Pakistan's Supreme Court has ruled there is insufficient evidence to force Prime Minister Nawaz Sharif's removal from office over corruption allegations levelled by the opposition, but has ordered further investigations.
A verdict to dismiss Mr Sharif would have left his party in power but would have brought turmoil at a time when Pakistan is experiencing modest growth and improved security, and the civilian government and powerful military have appeared to come to uneasy terms.
Two of five judges on the court bench recommended Mr Sharif should step down, saying he was dishonest "to the nation as well as to the Parliament", but they were outvoted.
Presenting its 549-page judgment amid tight security in the capital Islamabad, the court ordered a joint investigation team be formed to look into allegations around three of Mr Sharif's four children using offshore companies to buy properties in London.
The team has two months to complete its inquiry, after which a special bench will decide what action to take, the court said in a ruling that opens with the epigraph from Mario Puzo's novel The Godfather: "Behind every great fortune there is a crime".
Pakistan's stock market jumped after the court's decision with the benchmark index closing up 2.39 per cent.
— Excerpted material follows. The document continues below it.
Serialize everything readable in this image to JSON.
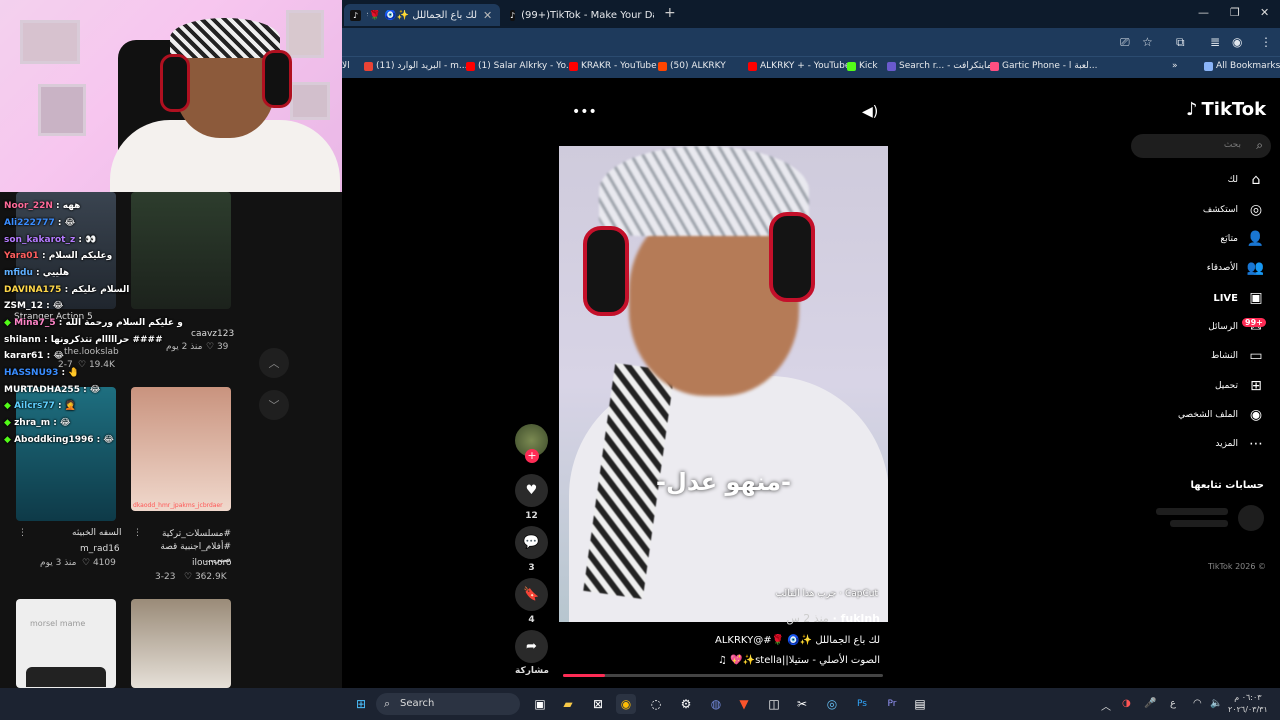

Mr Sharif is seen as pro-business.
Analysts and opposition politicians said the ruling was a blow to Mr Sharif's credibility and the inquiry's findings could yet weaken the Prime Minister as he heads into a general election, due by May 2018.
But for now, Mr Sharif and his ruling Pakistan Muslim League-Nawaz, are celebrating.
Mr Sharif's daughter and his presumptive political heir, Maryam Nawaz Sharif, posted a photo on Twitter of the family welcoming the court's decision.
"We are ready for all kinds of investigation," Defence Minister Khawaja Asif told reporters outside the court.
The Supreme Court agreed last year to investigate the Sharif family's offshore wealth after opposition leader Imran Khan threatened protests after the leaking of the Panama Papers.
"The Prime Minister should immediately resign at least for the 60 days until JIT completes its work," Mr Khan told reporters, referring to the joint investigation team.
The opposition accuses Mr Sharif of failing to explain the source of offshore money and of lying to Parliament.
Mr Sharif, one of Pakistan's richest men, told Parliament last year that his family wealth was acquired legally in the decades before he entered politics.
The president of the Supreme Court Bar Association said the ruling showed that none of the judges had accepted the truthfulness of Mr Sharif's speech to Parliament.
Farogh Naseem, a Supreme Court lawyer and sitting senator, said Mr Sharif could breathe easy, for now.
"There is no clean chit for the Prime Minister, but for the time being he has been saved from being disqualified."